Gather the lines below that include the string "Configuration", copying each in full.

(Excerpts from a dataset)
————

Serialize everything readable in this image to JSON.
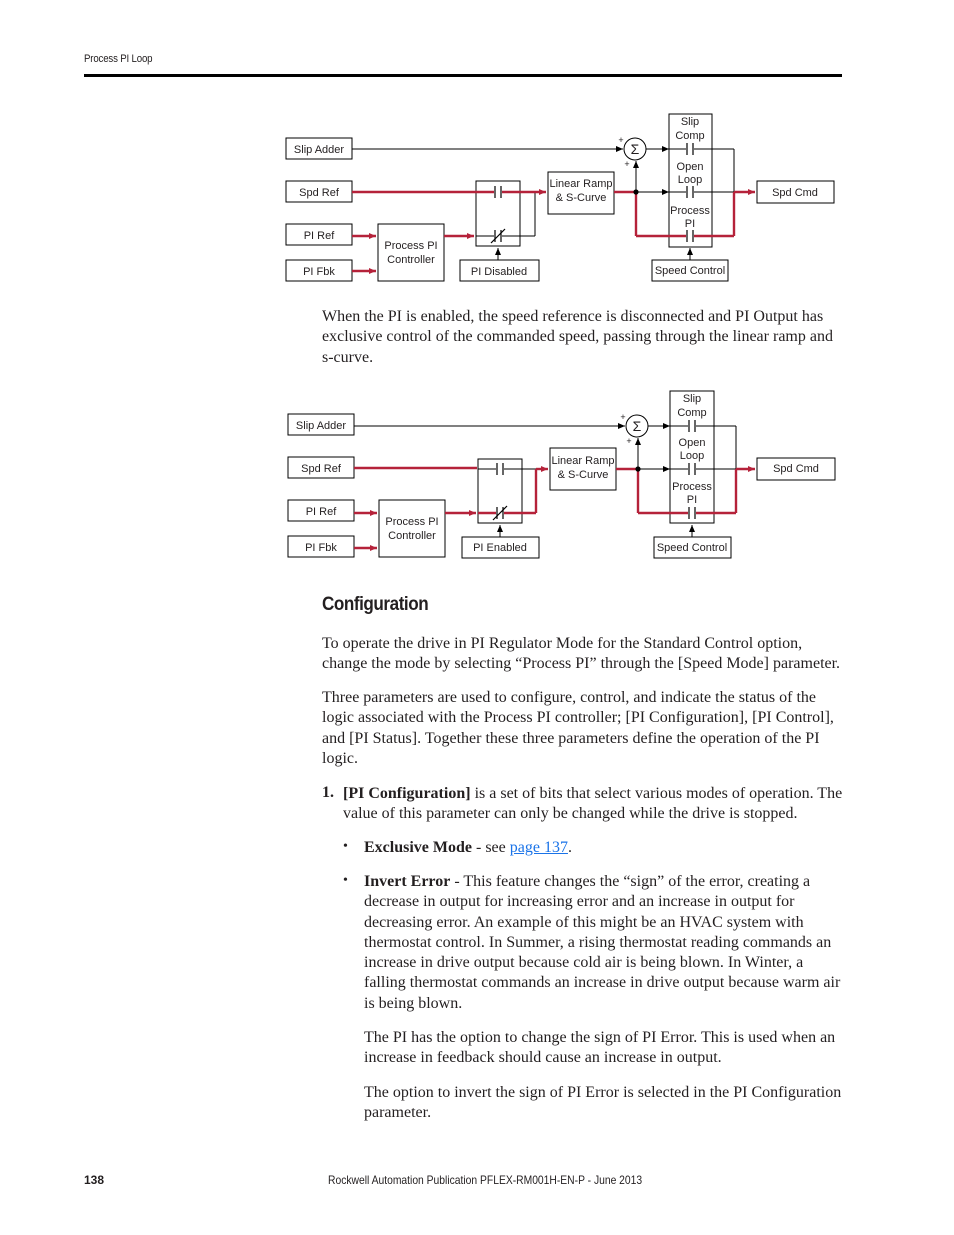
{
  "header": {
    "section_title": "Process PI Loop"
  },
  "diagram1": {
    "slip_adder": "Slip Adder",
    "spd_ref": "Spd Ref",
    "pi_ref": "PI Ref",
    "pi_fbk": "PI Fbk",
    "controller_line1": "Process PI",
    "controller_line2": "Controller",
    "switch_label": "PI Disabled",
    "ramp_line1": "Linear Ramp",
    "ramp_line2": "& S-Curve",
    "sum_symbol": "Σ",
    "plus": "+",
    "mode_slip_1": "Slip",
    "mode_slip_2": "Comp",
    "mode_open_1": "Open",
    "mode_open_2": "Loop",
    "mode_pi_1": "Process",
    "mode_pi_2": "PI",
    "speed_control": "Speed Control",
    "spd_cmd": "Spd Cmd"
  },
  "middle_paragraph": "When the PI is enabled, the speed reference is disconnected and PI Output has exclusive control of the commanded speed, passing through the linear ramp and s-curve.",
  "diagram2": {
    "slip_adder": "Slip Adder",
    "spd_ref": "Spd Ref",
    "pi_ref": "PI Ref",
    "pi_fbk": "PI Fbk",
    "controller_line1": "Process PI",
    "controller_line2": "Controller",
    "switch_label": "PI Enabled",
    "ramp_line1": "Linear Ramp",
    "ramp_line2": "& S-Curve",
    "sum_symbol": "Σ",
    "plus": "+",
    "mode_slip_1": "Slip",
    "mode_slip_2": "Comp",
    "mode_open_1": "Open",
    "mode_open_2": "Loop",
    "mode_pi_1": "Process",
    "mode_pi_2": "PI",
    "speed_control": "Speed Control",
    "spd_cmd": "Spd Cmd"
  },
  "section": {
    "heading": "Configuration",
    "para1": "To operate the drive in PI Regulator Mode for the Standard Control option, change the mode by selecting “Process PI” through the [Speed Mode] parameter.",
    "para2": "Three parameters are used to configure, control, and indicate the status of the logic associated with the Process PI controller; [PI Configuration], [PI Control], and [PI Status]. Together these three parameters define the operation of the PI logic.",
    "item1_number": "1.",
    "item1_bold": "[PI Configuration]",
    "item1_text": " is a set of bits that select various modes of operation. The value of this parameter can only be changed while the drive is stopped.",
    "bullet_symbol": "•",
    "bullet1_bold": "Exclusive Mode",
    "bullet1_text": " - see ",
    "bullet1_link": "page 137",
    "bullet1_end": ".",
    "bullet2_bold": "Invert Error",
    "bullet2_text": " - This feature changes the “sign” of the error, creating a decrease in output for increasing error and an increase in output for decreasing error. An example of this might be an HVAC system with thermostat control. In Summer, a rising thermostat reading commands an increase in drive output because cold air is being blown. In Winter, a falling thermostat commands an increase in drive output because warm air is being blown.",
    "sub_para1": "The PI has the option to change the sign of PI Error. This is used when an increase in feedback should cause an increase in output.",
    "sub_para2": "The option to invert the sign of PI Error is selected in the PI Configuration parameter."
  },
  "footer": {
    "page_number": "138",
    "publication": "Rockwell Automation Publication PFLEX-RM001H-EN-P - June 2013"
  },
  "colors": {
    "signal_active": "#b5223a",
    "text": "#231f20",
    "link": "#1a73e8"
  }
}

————

• _TASK RESULT_
    "heading": "Configuration",
    "para2": "Three parameters are used to configure, control, and indicate the status of the logic associated with the Process PI controller; [PI Configuration], [PI Control], and [PI Status]. Together these three parameters define the operation of the PI logic.",
    "item1_bold": "[PI Configuration]",
    "sub_para2": "The option to invert the sign of PI Error is selected in the PI Configuration parameter."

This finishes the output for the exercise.